This section describes the basic aspects of synchronisation using Kinto.


If you are looking for a ready-to-use synchronisation solution, jump to Implementations.

The basic idea is to keep a local database up to date with the Kinto server. Remote changes are downloaded and applied on the local data. Local changes are uploaded using HTTP headers to control concurrency and overwrite.

In short:

  1. Poll for remote changes using ?_since=<timestamp>
  2. Apply changes locally
  3. Apply creations remotely
  4. Use concurrency control to send updates and deletes

Polling for changes

When fetching the collection records with ?_since=<timestamp>, Kinto returns every records that was created/updated/deleted after this timestamp.

  1. Cold sync → no ?_since.
  2. GET /buckets/default/collections/articles?_since=<timestamp> (with header If-Match: <timestamp>)
  3. If response is 304 Not modified, done → up to date, nothing to do.
  4. If response is 200 OK store ETag response header value for next synchronisation and handle the obtained list of changes.


  • Deleted records have an attribute delete: true.
  • Created/updated records are both returned in their new version.
  • Since Kinto does not keep any history, there is no diff for updates.

Paginated changes

By default, Kinto does not paginate the records list. If an explicit limit is set in the server settings or using the ?_limit=<nb> parameter, then polling for changes will be paginated.

It basically consists in fetching the list until the Next-Page is present.

Since changes can occur between the first and the last page, the synchronisation process is a bit more complex.

  1. Cold sync → no ?_since.
  2. GET /buckets/default/collections/articles?_since=<timestamp> (with header If-Match: <timestamp>)
  3. If response is 304 Not modified, done → up to date, nothing to do.
  4. If no Next-Page response header, done → store ETag response header value for next synchronisation.
  5. If Next-Page response header is present → store the ETag response header value into a variable timestamp and go on to it (it’s an url) using a If-Match: <timestamp> request header.
  6. If response is 200 OK → repeat previous step.
  7. If response is 412 Precondition Failed, some changes occured since the last page → Store the ETag``response header into ``before
  8. Fetch and handle the changes using GET collections?_since=<timestamp>&_before=<before>, and store the ETag``response header in to ``timestamp
  9. Go back to step 5 (follow the Next-Page)

Apply changes

Applying remote changes to the local database consists in adding new records, updating changed records and remove deleted records.

From the client perspective, Kinto does not distinguish creations from updates. In the polling for changes response, created records are simply the records unknown by the client (using id field).

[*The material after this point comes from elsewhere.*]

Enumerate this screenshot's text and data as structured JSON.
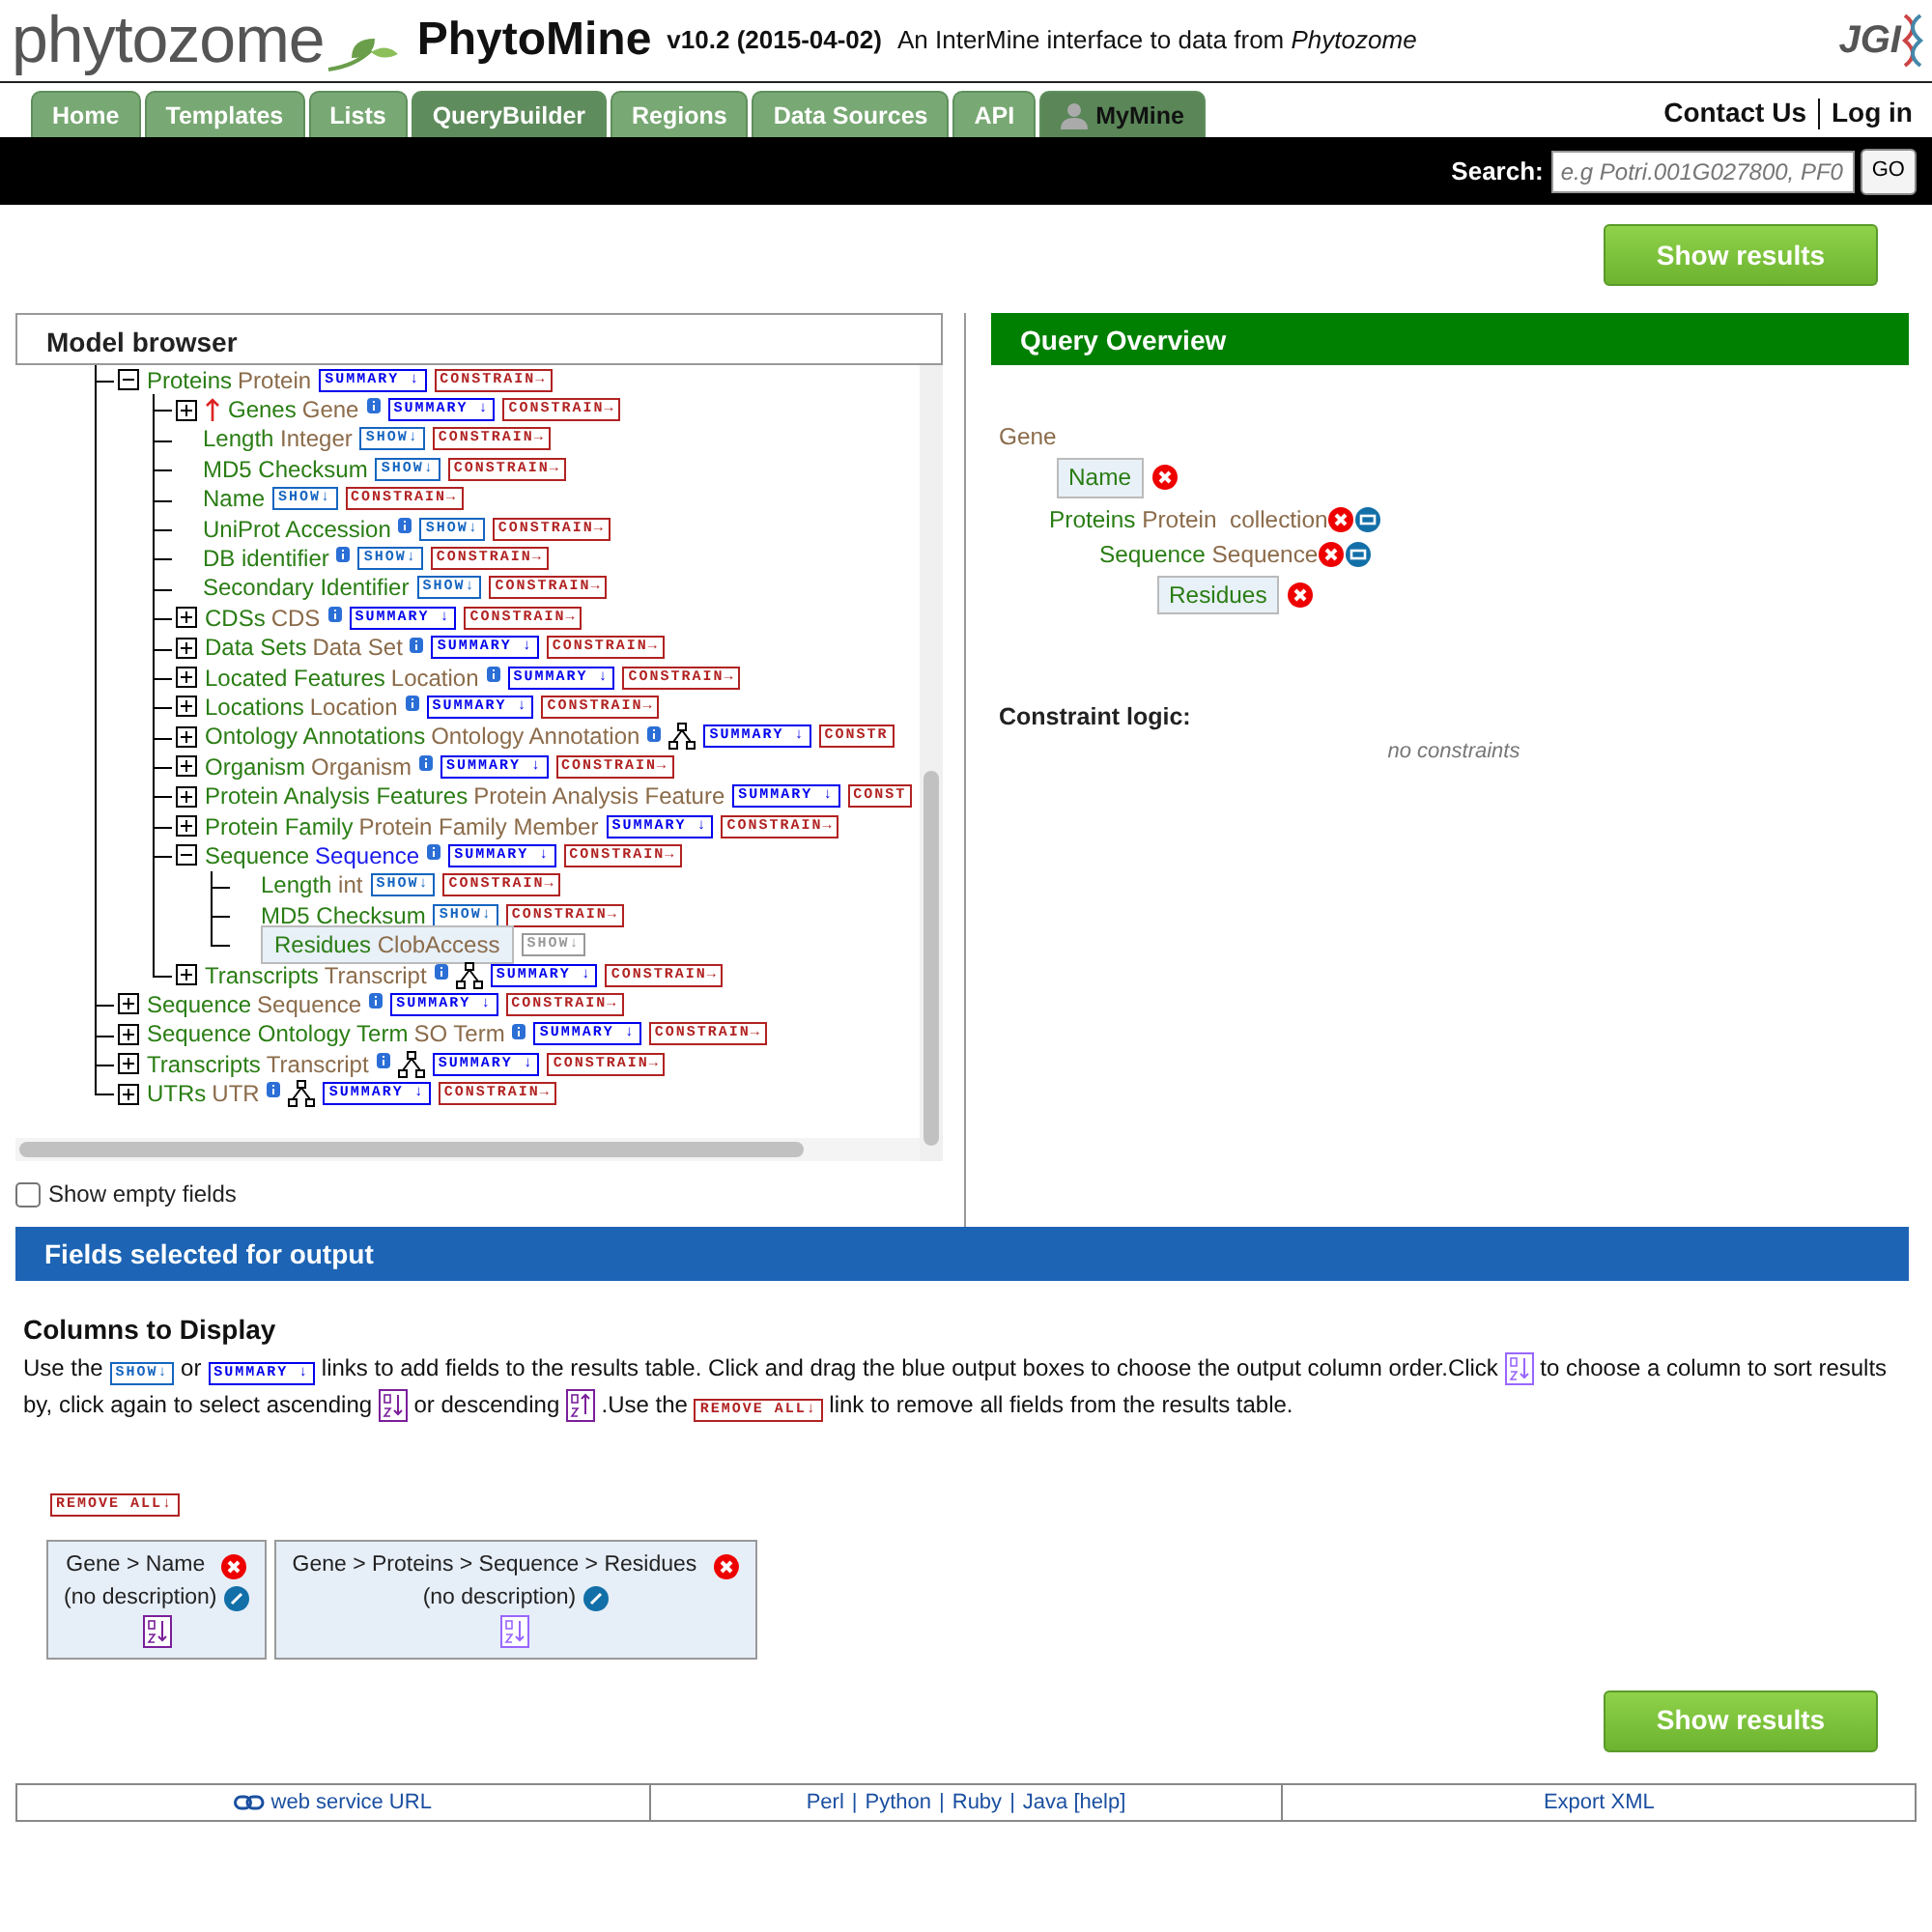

If the records to be updated or deleted had also been modified locally then the developper must choose a relevant strategy. For example, merge fields or ignore deletion.

Concurrency control

As described in Server timestamps, Kinto uses ETag for concurrency control.

ETags are provided in response headers, for the collection as well as individual records.

Even though it is recommended to consider them as opaque and abstract, it can still be useful to notice that ETags are a string with the quoted record last modified value ("<record.last_modified>")

Protected creation with PUT

Add a If-None-Match: * request header to the PUT to make sure no record exists on the server with this ID.

This can be useful to avoid overwrites when creating records with PUT instead of POST.

Protected update and delete

Add a If-Match: "<record.last_modified>" request header to the PUT, PATCH or DELETE request.

Kinto will reject the request with a 412 Precondition Failed response if the record was modified in the interim.

If the remote record was already deleted, a 404 Not found response will be returned. The client can choose to ignore it.


Since the server won’t be available to assign record identifiers while offline, it is recommended to generate them on the client.

Record identifiers are UUID, a very common format for unique strings with almost zero [1] collision probability.

When going back online, the set of changes can be sent to the server using a POST /batch request.


The current implementation of reference for offline-first records synchronisation is Kinto.js.

Before that, some other clients were implemented in the context of the ReadingList project, such as RL Web client (React.js), Android RL sync (Java) or Firefox RL client (asm.js).

[1]After generating 1 billion UUIDs every second for the next 100 years, the probability of creating just one duplicate would be about 50%. Source